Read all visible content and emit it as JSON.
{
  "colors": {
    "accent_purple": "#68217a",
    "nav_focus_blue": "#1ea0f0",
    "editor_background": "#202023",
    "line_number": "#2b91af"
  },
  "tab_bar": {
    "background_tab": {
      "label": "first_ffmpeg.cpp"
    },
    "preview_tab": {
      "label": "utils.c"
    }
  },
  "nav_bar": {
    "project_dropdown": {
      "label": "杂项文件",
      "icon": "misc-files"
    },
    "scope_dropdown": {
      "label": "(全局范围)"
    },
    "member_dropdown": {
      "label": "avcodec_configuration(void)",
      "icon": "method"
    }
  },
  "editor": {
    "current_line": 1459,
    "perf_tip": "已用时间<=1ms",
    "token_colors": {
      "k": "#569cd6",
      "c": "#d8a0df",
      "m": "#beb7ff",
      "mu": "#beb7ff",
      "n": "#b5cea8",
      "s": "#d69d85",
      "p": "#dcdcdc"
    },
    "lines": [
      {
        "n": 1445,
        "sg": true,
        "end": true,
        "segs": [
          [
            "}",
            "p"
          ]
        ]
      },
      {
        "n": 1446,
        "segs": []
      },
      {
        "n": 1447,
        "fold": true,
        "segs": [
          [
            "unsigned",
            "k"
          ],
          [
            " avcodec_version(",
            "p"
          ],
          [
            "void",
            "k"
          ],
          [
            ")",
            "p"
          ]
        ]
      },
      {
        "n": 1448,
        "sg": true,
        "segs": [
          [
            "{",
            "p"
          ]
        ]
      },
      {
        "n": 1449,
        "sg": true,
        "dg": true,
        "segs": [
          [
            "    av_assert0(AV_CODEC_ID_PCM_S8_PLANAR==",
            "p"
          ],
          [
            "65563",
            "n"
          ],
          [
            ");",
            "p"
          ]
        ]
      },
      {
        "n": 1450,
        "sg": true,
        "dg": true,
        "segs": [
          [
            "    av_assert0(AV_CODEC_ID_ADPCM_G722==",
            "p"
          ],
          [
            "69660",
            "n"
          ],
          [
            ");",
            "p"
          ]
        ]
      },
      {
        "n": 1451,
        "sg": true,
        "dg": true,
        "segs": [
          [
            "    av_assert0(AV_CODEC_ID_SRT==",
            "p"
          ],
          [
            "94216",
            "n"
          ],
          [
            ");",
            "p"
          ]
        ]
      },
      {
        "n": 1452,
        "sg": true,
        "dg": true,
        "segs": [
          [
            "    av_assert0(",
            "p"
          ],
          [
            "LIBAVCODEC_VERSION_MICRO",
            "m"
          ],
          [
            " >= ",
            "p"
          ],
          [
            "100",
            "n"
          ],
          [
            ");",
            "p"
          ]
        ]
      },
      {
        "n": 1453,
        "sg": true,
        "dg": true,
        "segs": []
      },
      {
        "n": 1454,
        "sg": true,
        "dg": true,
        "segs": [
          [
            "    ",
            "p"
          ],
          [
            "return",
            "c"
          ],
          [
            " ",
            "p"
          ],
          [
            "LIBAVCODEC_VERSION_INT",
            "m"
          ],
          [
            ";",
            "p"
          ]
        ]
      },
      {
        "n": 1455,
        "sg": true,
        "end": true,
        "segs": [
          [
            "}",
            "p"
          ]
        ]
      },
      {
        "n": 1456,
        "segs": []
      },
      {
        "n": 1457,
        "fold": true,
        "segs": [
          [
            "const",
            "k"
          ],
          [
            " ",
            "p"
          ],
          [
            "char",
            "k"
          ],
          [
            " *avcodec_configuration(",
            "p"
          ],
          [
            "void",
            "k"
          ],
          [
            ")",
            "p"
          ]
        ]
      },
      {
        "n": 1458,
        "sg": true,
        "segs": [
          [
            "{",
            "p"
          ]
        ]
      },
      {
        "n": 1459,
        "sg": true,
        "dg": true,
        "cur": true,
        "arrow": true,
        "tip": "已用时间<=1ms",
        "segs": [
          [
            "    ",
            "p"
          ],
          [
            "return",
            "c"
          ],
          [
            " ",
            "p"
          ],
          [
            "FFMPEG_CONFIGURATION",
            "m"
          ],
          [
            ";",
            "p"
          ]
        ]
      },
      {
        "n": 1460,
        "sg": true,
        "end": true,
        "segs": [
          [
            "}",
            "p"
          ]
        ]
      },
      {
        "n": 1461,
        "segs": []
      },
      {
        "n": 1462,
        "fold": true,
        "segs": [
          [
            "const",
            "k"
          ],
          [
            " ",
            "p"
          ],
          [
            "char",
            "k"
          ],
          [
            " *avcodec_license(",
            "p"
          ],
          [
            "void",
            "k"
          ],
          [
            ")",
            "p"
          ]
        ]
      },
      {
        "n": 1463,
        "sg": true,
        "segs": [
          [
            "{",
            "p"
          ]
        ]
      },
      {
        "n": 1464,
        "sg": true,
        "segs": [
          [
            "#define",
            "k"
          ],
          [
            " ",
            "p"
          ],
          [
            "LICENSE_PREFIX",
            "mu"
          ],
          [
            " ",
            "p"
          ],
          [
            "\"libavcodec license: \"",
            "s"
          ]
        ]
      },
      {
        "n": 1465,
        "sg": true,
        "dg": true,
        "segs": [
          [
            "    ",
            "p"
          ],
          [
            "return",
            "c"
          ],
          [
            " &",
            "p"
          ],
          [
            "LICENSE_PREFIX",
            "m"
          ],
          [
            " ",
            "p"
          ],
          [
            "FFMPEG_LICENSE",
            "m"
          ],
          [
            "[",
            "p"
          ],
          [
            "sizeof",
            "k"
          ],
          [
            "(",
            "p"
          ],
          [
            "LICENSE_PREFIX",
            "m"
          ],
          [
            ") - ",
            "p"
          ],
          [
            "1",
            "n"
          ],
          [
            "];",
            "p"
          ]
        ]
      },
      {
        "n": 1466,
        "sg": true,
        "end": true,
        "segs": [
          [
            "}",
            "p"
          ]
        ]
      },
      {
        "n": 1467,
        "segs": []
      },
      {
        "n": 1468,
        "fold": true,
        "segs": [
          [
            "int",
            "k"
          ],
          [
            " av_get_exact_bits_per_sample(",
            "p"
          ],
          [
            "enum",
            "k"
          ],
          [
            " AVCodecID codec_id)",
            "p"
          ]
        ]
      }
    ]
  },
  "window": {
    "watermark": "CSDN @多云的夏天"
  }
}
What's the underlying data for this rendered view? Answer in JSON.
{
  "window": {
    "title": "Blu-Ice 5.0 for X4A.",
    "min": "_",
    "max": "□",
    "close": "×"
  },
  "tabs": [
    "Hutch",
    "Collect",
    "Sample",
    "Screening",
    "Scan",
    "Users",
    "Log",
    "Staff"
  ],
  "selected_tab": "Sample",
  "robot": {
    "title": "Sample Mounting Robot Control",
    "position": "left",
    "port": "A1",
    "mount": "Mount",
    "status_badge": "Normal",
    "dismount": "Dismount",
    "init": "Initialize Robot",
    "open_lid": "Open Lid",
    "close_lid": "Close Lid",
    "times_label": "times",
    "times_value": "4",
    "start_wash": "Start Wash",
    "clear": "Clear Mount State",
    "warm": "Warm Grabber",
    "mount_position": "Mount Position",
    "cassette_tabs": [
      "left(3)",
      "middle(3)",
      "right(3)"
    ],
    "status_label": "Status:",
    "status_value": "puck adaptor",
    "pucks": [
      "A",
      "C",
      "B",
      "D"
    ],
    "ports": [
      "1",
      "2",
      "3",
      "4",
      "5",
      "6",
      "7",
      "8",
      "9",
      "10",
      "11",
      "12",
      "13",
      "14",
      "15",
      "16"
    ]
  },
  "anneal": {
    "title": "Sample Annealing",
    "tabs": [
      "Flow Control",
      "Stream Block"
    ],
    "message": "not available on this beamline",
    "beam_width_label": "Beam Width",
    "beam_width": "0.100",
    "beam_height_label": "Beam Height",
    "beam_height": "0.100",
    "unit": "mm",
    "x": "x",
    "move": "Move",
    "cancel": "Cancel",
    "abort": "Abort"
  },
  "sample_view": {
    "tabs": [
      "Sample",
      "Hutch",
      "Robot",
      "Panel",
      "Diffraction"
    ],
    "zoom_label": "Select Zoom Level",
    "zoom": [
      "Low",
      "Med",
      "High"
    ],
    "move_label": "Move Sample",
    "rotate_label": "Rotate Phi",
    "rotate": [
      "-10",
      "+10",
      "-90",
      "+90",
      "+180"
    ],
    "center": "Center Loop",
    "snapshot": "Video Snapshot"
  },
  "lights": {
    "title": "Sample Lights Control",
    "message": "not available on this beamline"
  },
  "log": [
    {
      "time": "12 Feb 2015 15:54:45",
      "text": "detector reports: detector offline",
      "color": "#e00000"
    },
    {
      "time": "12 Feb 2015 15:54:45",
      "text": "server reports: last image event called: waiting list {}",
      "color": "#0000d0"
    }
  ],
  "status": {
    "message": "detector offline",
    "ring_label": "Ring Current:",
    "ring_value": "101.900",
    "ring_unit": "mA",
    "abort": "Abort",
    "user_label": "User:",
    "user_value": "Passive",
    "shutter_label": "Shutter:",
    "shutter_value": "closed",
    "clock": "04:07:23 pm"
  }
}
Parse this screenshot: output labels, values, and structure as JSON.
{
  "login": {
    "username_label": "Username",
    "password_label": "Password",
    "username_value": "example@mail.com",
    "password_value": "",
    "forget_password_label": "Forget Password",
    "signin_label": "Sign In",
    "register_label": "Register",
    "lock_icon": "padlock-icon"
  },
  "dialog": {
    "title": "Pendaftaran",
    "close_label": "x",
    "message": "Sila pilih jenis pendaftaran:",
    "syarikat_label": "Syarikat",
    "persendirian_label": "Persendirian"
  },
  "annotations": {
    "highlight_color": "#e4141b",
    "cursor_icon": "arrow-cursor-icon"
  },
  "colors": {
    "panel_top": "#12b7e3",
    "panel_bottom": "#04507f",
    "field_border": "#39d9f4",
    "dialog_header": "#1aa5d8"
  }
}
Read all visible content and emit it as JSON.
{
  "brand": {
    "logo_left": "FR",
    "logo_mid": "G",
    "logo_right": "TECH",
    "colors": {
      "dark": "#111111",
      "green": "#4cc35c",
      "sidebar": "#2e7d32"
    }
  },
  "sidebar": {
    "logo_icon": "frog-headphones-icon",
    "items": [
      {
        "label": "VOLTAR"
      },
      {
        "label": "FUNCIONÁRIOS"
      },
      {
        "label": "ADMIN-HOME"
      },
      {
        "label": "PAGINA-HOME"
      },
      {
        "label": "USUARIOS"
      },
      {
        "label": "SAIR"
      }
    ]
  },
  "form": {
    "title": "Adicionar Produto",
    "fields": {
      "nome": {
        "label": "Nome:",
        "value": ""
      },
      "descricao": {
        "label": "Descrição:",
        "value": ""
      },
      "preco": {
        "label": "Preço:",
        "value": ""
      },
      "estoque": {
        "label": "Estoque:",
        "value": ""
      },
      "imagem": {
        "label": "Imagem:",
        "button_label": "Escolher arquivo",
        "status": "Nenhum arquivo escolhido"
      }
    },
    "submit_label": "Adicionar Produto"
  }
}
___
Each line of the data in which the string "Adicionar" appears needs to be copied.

Solution for this exercise:
    "title": "Adicionar Produto",
    "submit_label": "Adicionar Produto"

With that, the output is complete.